▶ Input for this task
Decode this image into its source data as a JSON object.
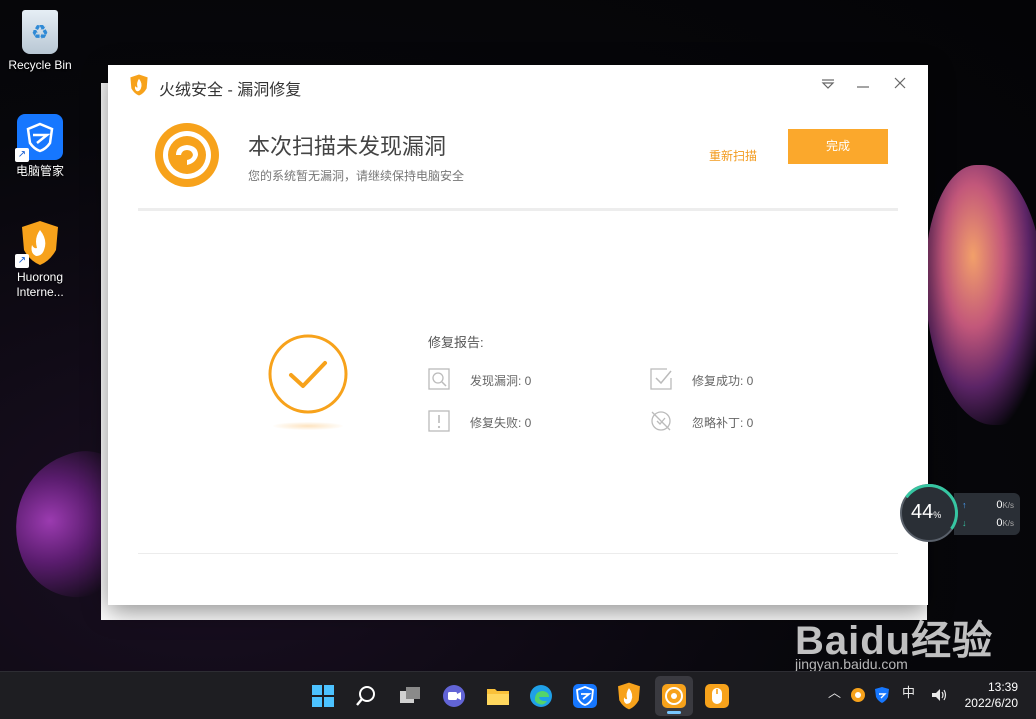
{
  "desktop": {
    "icons": [
      {
        "label": "Recycle Bin"
      },
      {
        "label": "电脑管家"
      },
      {
        "label": "Huorong Interne..."
      }
    ]
  },
  "window": {
    "title": "火绒安全 - 漏洞修复",
    "header": {
      "status_title": "本次扫描未发现漏洞",
      "status_sub": "您的系统暂无漏洞，请继续保持电脑安全",
      "rescan_label": "重新扫描",
      "done_label": "完成"
    },
    "report": {
      "title": "修复报告:",
      "stats": [
        {
          "label": "发现漏洞: 0",
          "icon": "search-icon"
        },
        {
          "label": "修复成功: 0",
          "icon": "check-box-icon"
        },
        {
          "label": "修复失败: 0",
          "icon": "alert-box-icon"
        },
        {
          "label": "忽略补丁: 0",
          "icon": "ignore-icon"
        }
      ]
    },
    "colors": {
      "accent": "#fba82c",
      "link": "#f29a1d"
    }
  },
  "network": {
    "percent": "44",
    "percent_unit": "%",
    "upload": "0",
    "download": "0",
    "unit": "K/s"
  },
  "taskbar": {
    "tray_ime": "中",
    "time": "13:39",
    "date": "2022/6/20"
  },
  "watermark": {
    "brand": "Baidu经验",
    "url": "jingyan.baidu.com"
  }
}
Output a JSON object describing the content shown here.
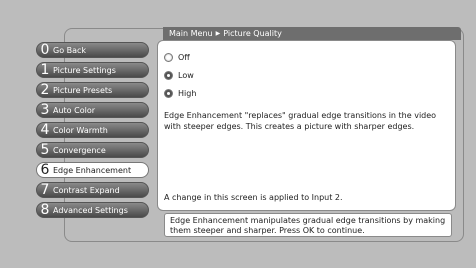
{
  "breadcrumb": {
    "root": "Main Menu",
    "separator": "▶",
    "current": "Picture Quality"
  },
  "menu": [
    {
      "num": "0",
      "label": "Go Back",
      "selected": false
    },
    {
      "num": "1",
      "label": "Picture Settings",
      "selected": false
    },
    {
      "num": "2",
      "label": "Picture Presets",
      "selected": false
    },
    {
      "num": "3",
      "label": "Auto Color",
      "selected": false
    },
    {
      "num": "4",
      "label": "Color Warmth",
      "selected": false
    },
    {
      "num": "5",
      "label": "Convergence",
      "selected": false
    },
    {
      "num": "6",
      "label": "Edge Enhancement",
      "selected": true
    },
    {
      "num": "7",
      "label": "Contrast Expand",
      "selected": false
    },
    {
      "num": "8",
      "label": "Advanced Settings",
      "selected": false
    }
  ],
  "options": [
    {
      "label": "Off",
      "state": "selected"
    },
    {
      "label": "Low",
      "state": "unselected"
    },
    {
      "label": "High",
      "state": "unselected"
    }
  ],
  "description": "Edge Enhancement \"replaces\" gradual edge transitions in the video with steeper edges. This creates a picture with sharper edges.",
  "note": "A change in this screen is applied to Input 2.",
  "help": "Edge Enhancement manipulates gradual edge transitions by making them steeper and sharper. Press OK to continue."
}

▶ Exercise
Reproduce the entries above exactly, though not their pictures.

▶ Answer for this exercise
Decode this image into its source data as a JSON object.
{
  "desktop": {
    "icons": [
      {
        "label": "Recycle Bin"
      },
      {
        "label": "电脑管家"
      },
      {
        "label": "Huorong Interne..."
      }
    ]
  },
  "window": {
    "title": "火绒安全 - 漏洞修复",
    "header": {
      "status_title": "本次扫描未发现漏洞",
      "status_sub": "您的系统暂无漏洞，请继续保持电脑安全",
      "rescan_label": "重新扫描",
      "done_label": "完成"
    },
    "report": {
      "title": "修复报告:",
      "stats": [
        {
          "label": "发现漏洞: 0",
          "icon": "search-icon"
        },
        {
          "label": "修复成功: 0",
          "icon": "check-box-icon"
        },
        {
          "label": "修复失败: 0",
          "icon": "alert-box-icon"
        },
        {
          "label": "忽略补丁: 0",
          "icon": "ignore-icon"
        }
      ]
    },
    "colors": {
      "accent": "#fba82c",
      "link": "#f29a1d"
    }
  },
  "network": {
    "percent": "44",
    "percent_unit": "%",
    "upload": "0",
    "download": "0",
    "unit": "K/s"
  },
  "taskbar": {
    "tray_ime": "中",
    "time": "13:39",
    "date": "2022/6/20"
  },
  "watermark": {
    "brand": "Baidu经验",
    "url": "jingyan.baidu.com"
  }
}
Output a JSON object describing the content shown here.
{
  "breadcrumb": {
    "root": "Main Menu",
    "separator": "▶",
    "current": "Picture Quality"
  },
  "menu": [
    {
      "num": "0",
      "label": "Go Back",
      "selected": false
    },
    {
      "num": "1",
      "label": "Picture Settings",
      "selected": false
    },
    {
      "num": "2",
      "label": "Picture Presets",
      "selected": false
    },
    {
      "num": "3",
      "label": "Auto Color",
      "selected": false
    },
    {
      "num": "4",
      "label": "Color Warmth",
      "selected": false
    },
    {
      "num": "5",
      "label": "Convergence",
      "selected": false
    },
    {
      "num": "6",
      "label": "Edge Enhancement",
      "selected": true
    },
    {
      "num": "7",
      "label": "Contrast Expand",
      "selected": false
    },
    {
      "num": "8",
      "label": "Advanced Settings",
      "selected": false
    }
  ],
  "options": [
    {
      "label": "Off",
      "state": "selected"
    },
    {
      "label": "Low",
      "state": "unselected"
    },
    {
      "label": "High",
      "state": "unselected"
    }
  ],
  "description": "Edge Enhancement \"replaces\" gradual edge transitions in the video with steeper edges. This creates a picture with sharper edges.",
  "note": "A change in this screen is applied to Input 2.",
  "help": "Edge Enhancement manipulates gradual edge transitions by making them steeper and sharper. Press OK to continue."
}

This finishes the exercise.